WOMEN HOLD UP IN THE SKY: STORIES OF AFRICAN WOMEN'S RESISTANCE AGAINST EXTRACTIVES / No Good Comes From The Mine
Art and protest from the Arctic North to the Global South
Through the eyes and experiences of women impacted by coal, oil and mega-infrastructure projects in South Africa, Uganda and the Democratic Republic of Congo, WOMEN HOLD UP IN THE SKY: STORIES OF AFRICAN WOMEN'S RESISTANCE AGAINST EXTRACTIVES explores stories of resistance and communities engaged in active struggle to take back control of their land, their rights, their bodies and their lives.

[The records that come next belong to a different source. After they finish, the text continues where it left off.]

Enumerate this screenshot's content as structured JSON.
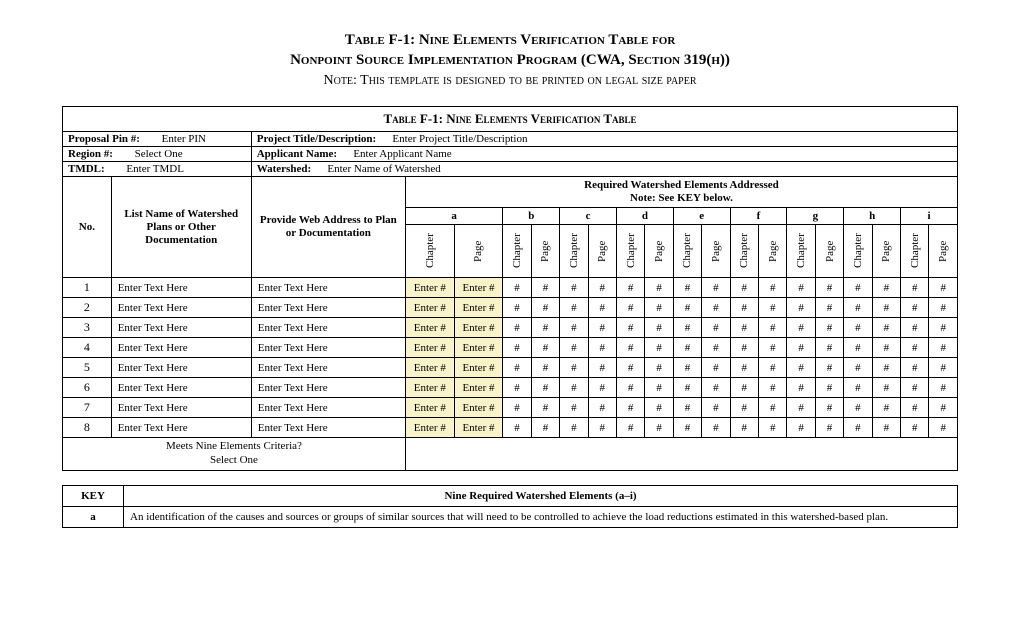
{
  "title": {
    "line1": "Table F-1: Nine Elements Verification Table for",
    "line2": "Nonpoint Source Implementation Program (CWA, Section 319(h))",
    "note": "Note: This template is designed to be printed on legal size paper"
  },
  "caption": "Table F-1: Nine Elements Verification Table",
  "info": {
    "proposal_label": "Proposal Pin #:",
    "proposal_value": "Enter PIN",
    "project_label": "Project Title/Description:",
    "project_value": "Enter Project Title/Description",
    "region_label": "Region #:",
    "region_value": "Select One",
    "applicant_label": "Applicant Name:",
    "applicant_value": "Enter Applicant Name",
    "tmdl_label": "TMDL:",
    "tmdl_value": "Enter TMDL",
    "watershed_label": "Watershed:",
    "watershed_value": "Enter Name of Watershed"
  },
  "req_header_line1": "Required Watershed Elements Addressed",
  "req_header_line2": "Note: See KEY below.",
  "letters": [
    "a",
    "b",
    "c",
    "d",
    "e",
    "f",
    "g",
    "h",
    "i"
  ],
  "col_no": "No.",
  "col_name": "List Name of Watershed Plans or Other Documentation",
  "col_web": "Provide Web Address to Plan or Documentation",
  "sub_chapter": "Chapter",
  "sub_page": "Page",
  "enter_num": "Enter #",
  "hash": "#",
  "rows": [
    {
      "n": "1",
      "name": "Enter Text Here",
      "web": "Enter Text Here"
    },
    {
      "n": "2",
      "name": "Enter Text Here",
      "web": "Enter Text Here"
    },
    {
      "n": "3",
      "name": "Enter Text Here",
      "web": "Enter Text Here"
    },
    {
      "n": "4",
      "name": "Enter Text Here",
      "web": "Enter Text Here"
    },
    {
      "n": "5",
      "name": "Enter Text Here",
      "web": "Enter Text Here"
    },
    {
      "n": "6",
      "name": "Enter Text Here",
      "web": "Enter Text Here"
    },
    {
      "n": "7",
      "name": "Enter Text Here",
      "web": "Enter Text Here"
    },
    {
      "n": "8",
      "name": "Enter Text Here",
      "web": "Enter Text Here"
    }
  ],
  "meets_line1": "Meets Nine Elements Criteria?",
  "meets_line2": "Select One",
  "key": {
    "label": "KEY",
    "header": "Nine Required Watershed Elements (a–i)",
    "a_letter": "a",
    "a_text": "An identification of the causes and sources or groups of similar sources that will need to be controlled to achieve the load reductions estimated in this watershed-based plan."
  }
}
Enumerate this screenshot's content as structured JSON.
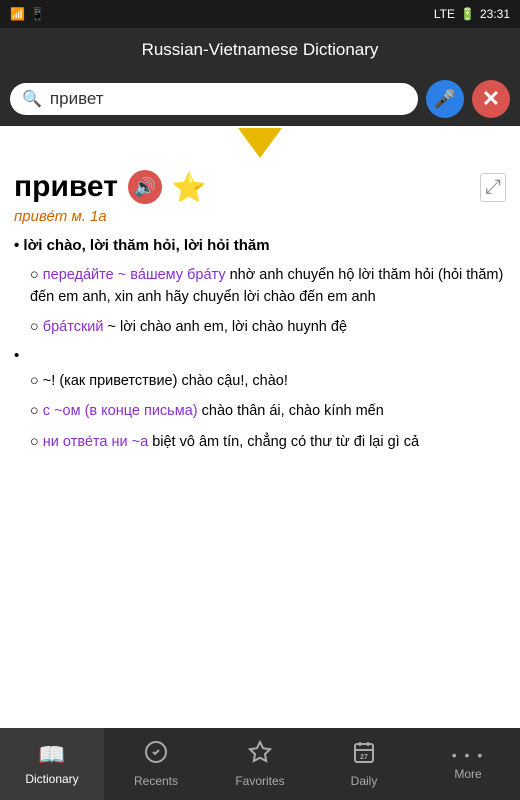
{
  "statusBar": {
    "leftIcons": "📶",
    "signal": "LTE",
    "time": "23:31",
    "battery": "🔋"
  },
  "titleBar": {
    "title": "Russian-Vietnamese  Dictionary"
  },
  "searchBar": {
    "query": "привет",
    "placeholder": "привет",
    "micLabel": "🎤",
    "closeLabel": "✕"
  },
  "entry": {
    "word": "привет",
    "subtitle": "приве́т м. 1а",
    "speakerLabel": "🔊",
    "starLabel": "★",
    "expandLabel": "⤢",
    "definitions": [
      {
        "type": "bullet",
        "text": "lời chào, lời thăm hỏi, lời hỏi thăm",
        "subItems": [
          {
            "prefix": "передáйте ~ вáшему брáту",
            "suffix": " nhờ anh chuyển hộ lời thăm hỏi (hỏi thăm) đến em anh, xin anh hãy chuyển lời chào đến em anh"
          },
          {
            "prefix": "брáтский",
            "suffix": " ~ lời chào anh em, lời chào huynh đệ"
          }
        ]
      },
      {
        "type": "empty-bullet",
        "text": "",
        "subItems": [
          {
            "prefix": "",
            "suffix": "~! (как приветствие) chào cậu!, chào!"
          },
          {
            "prefix": "с ~ом (в конце письма)",
            "suffix": " chào thân ái, chào kính mến"
          },
          {
            "prefix": "ни отве́та ни ~а",
            "suffix": " biệt vô âm tín, chẳng có thư từ đi lại gì cả"
          }
        ]
      }
    ]
  },
  "bottomNav": {
    "items": [
      {
        "id": "dictionary",
        "icon": "📖",
        "label": "Dictionary",
        "active": true
      },
      {
        "id": "recents",
        "icon": "✓",
        "label": "Recents",
        "active": false
      },
      {
        "id": "favorites",
        "icon": "☆",
        "label": "Favorites",
        "active": false
      },
      {
        "id": "daily",
        "icon": "📅",
        "label": "Daily",
        "active": false
      },
      {
        "id": "more",
        "icon": "···",
        "label": "More",
        "active": false
      }
    ]
  }
}
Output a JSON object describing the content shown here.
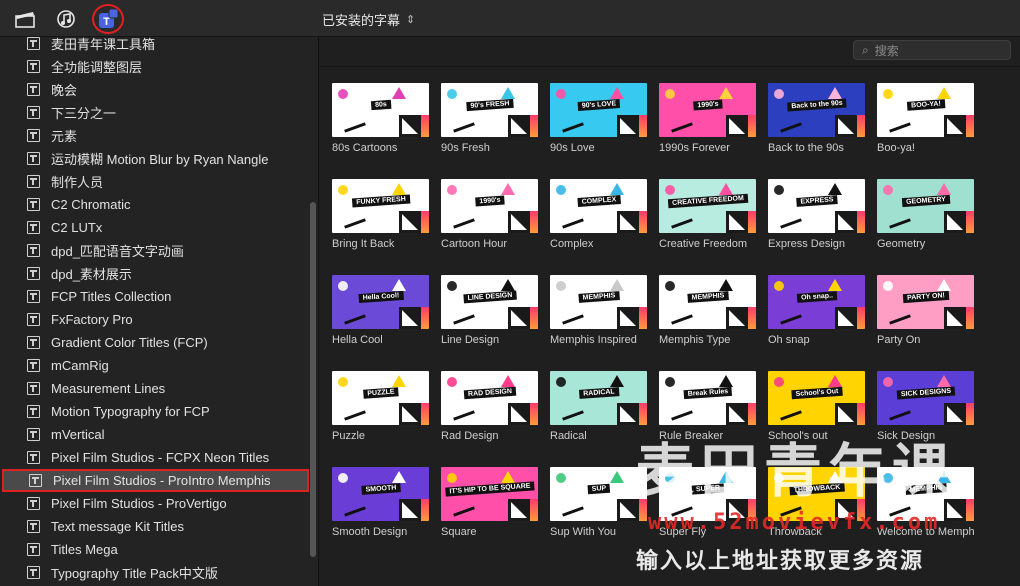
{
  "topbar": {
    "icons": [
      "clapper-icon",
      "music-icon",
      "titles-icon"
    ],
    "title": "已安装的字幕",
    "title_chevron": "⌃⌄"
  },
  "search": {
    "placeholder": "搜索",
    "icon": "search-icon"
  },
  "sidebar": {
    "items": [
      {
        "label": "麦田青年课工具箱"
      },
      {
        "label": "全功能调整图层"
      },
      {
        "label": "晚会"
      },
      {
        "label": "下三分之一"
      },
      {
        "label": "元素"
      },
      {
        "label": "运动模糊 Motion Blur by Ryan Nangle"
      },
      {
        "label": "制作人员"
      },
      {
        "label": "C2 Chromatic"
      },
      {
        "label": "C2 LUTx"
      },
      {
        "label": "dpd_匹配语音文字动画"
      },
      {
        "label": "dpd_素材展示"
      },
      {
        "label": "FCP Titles Collection"
      },
      {
        "label": "FxFactory Pro"
      },
      {
        "label": "Gradient Color Titles (FCP)"
      },
      {
        "label": "mCamRig"
      },
      {
        "label": "Measurement Lines"
      },
      {
        "label": "Motion Typography for FCP"
      },
      {
        "label": "mVertical"
      },
      {
        "label": "Pixel Film Studios - FCPX Neon Titles"
      },
      {
        "label": "Pixel Film Studios - ProIntro Memphis",
        "selected": true
      },
      {
        "label": "Pixel Film Studios - ProVertigo"
      },
      {
        "label": "Text message Kit Titles"
      },
      {
        "label": "Titles Mega"
      },
      {
        "label": "Typography Title Pack中文版"
      }
    ]
  },
  "tiles": [
    {
      "caption": "80s Cartoons",
      "thumb_text": "80s",
      "bg": "#ffffff",
      "accent": "#e23fb7"
    },
    {
      "caption": "90s Fresh",
      "thumb_text": "90's FRESH",
      "bg": "#ffffff",
      "accent": "#39c7e6"
    },
    {
      "caption": "90s Love",
      "thumb_text": "90's LOVE",
      "bg": "#38c9f0",
      "accent": "#ff4fa0"
    },
    {
      "caption": "1990s Forever",
      "thumb_text": "1990's",
      "bg": "#ff4fa8",
      "accent": "#ffd23a"
    },
    {
      "caption": "Back to the 90s",
      "thumb_text": "Back to the 90s",
      "bg": "#2b3fbf",
      "accent": "#ffb3d9"
    },
    {
      "caption": "Boo-ya!",
      "thumb_text": "BOO-YA!",
      "bg": "#ffffff",
      "accent": "#ffd400"
    },
    {
      "caption": "Bring It Back",
      "thumb_text": "FUNKY FRESH",
      "bg": "#ffffff",
      "accent": "#ffd400"
    },
    {
      "caption": "Cartoon Hour",
      "thumb_text": "1990's",
      "bg": "#ffffff",
      "accent": "#ff6ab0"
    },
    {
      "caption": "Complex",
      "thumb_text": "COMPLEX",
      "bg": "#ffffff",
      "accent": "#39b6e6"
    },
    {
      "caption": "Creative Freedom",
      "thumb_text": "CREATIVE FREEDOM",
      "bg": "#b9ece0",
      "accent": "#ff4fa0"
    },
    {
      "caption": "Express Design",
      "thumb_text": "EXPRESS",
      "bg": "#ffffff",
      "accent": "#111111"
    },
    {
      "caption": "Geometry",
      "thumb_text": "GEOMETRY",
      "bg": "#9fe0d0",
      "accent": "#ff6aa8"
    },
    {
      "caption": "Hella Cool",
      "thumb_text": "Hella Cool!",
      "bg": "#6c4ad8",
      "accent": "#ffffff"
    },
    {
      "caption": "Line Design",
      "thumb_text": "LINE DESIGN",
      "bg": "#ffffff",
      "accent": "#111111"
    },
    {
      "caption": "Memphis Inspired",
      "thumb_text": "MEMPHIS",
      "bg": "#ffffff",
      "accent": "#c9c9c9"
    },
    {
      "caption": "Memphis Type",
      "thumb_text": "MEMPHIS",
      "bg": "#ffffff",
      "accent": "#111111"
    },
    {
      "caption": "Oh snap",
      "thumb_text": "Oh snap..",
      "bg": "#7a3ed6",
      "accent": "#ffd400"
    },
    {
      "caption": "Party On",
      "thumb_text": "PARTY ON!",
      "bg": "#ff9ec4",
      "accent": "#ffffff"
    },
    {
      "caption": "Puzzle",
      "thumb_text": "PUZZLE",
      "bg": "#ffffff",
      "accent": "#ffd400"
    },
    {
      "caption": "Rad Design",
      "thumb_text": "RAD DESIGN",
      "bg": "#ffffff",
      "accent": "#ff3b8a"
    },
    {
      "caption": "Radical",
      "thumb_text": "RADICAL",
      "bg": "#a8e6d8",
      "accent": "#111111"
    },
    {
      "caption": "Rule Breaker",
      "thumb_text": "Break Rules",
      "bg": "#ffffff",
      "accent": "#111111"
    },
    {
      "caption": "School's out",
      "thumb_text": "School's Out",
      "bg": "#ffd400",
      "accent": "#ff3b8a"
    },
    {
      "caption": "Sick Design",
      "thumb_text": "SICK DESIGNS",
      "bg": "#5a3ed6",
      "accent": "#ff6aa8"
    },
    {
      "caption": "Smooth Design",
      "thumb_text": "SMOOTH",
      "bg": "#6a3ed6",
      "accent": "#ffffff"
    },
    {
      "caption": "Square",
      "thumb_text": "IT'S HIP TO BE SQUARE",
      "bg": "#ff4fa8",
      "accent": "#ffd400"
    },
    {
      "caption": "Sup With You",
      "thumb_text": "SUP",
      "bg": "#ffffff",
      "accent": "#3cc87a"
    },
    {
      "caption": "Super Fly",
      "thumb_text": "SUPER",
      "bg": "#ffffff",
      "accent": "#39b6e6"
    },
    {
      "caption": "Throwback",
      "thumb_text": "THROWBACK",
      "bg": "#ffd400",
      "accent": "#ffffff"
    },
    {
      "caption": "Welcome to Memphis",
      "thumb_text": "MEMPHIS",
      "bg": "#ffffff",
      "accent": "#39b6e6"
    }
  ],
  "watermark": {
    "big": "麦田青年课",
    "url": "www.52movievfx.com",
    "sub": "输入以上地址获取更多资源"
  }
}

In South Africa, the women of adjacent communities, Somkhele and Fuleni, fight against the encroachments of a coal mine. The mine uses vast water resources to wash coal in preparation for export whilst women walk up to 25 kilometres to access drinking water. “Can you see the dust we drink? … What are we supposed to do? Imagine what our insides must be like? No good comes from the mine,” says Khiphile Msweli of Somkhele KwaZulu-Natal. In Uganda, land grabbings and forced removal of thousands of people to make way for oil exploration has left communities in despair yet determined to rise up to defend their land and livelihoods. The Democratic Republic of Congo’s US$80 billion Inga hydropower mega-dam project has already displaced many. The Grand Inga, the world’s largest hydropower scheme, promises a power grid across Africa that will fuel the continent’s industrial economic development vision all at the expense of poor communities.
The women’s stories in South, Central and East Africa represent the experiences of many thousands of communities across the African continent whose land, livelihoods, health and futures are threatened and violated by large mining companies and their allies in governments who benefit from extractives industries.
WOMEN HOLD UP IN THE SKY: STORIES OF AFRICAN WOMEN'S RESISTANCE AGAINST EXTRACTIVES explores the day-to-day realities of women directly affected by these projects, how they are mobilising their communities to resist and protest against the injustice and violence inherent to the extractivist logic and dreaming together for a better and different way of life.
This film was developed by WoMin (www.womin.org.za), an ecofeminist African alliance that supports local struggles and movements across the continent to expose the impacts of extractivism on African women and advance women-centred, community-driven and climate-just development alternatives.
Filmmaker and one of the activists will be present for introduction, conversation and Q&A.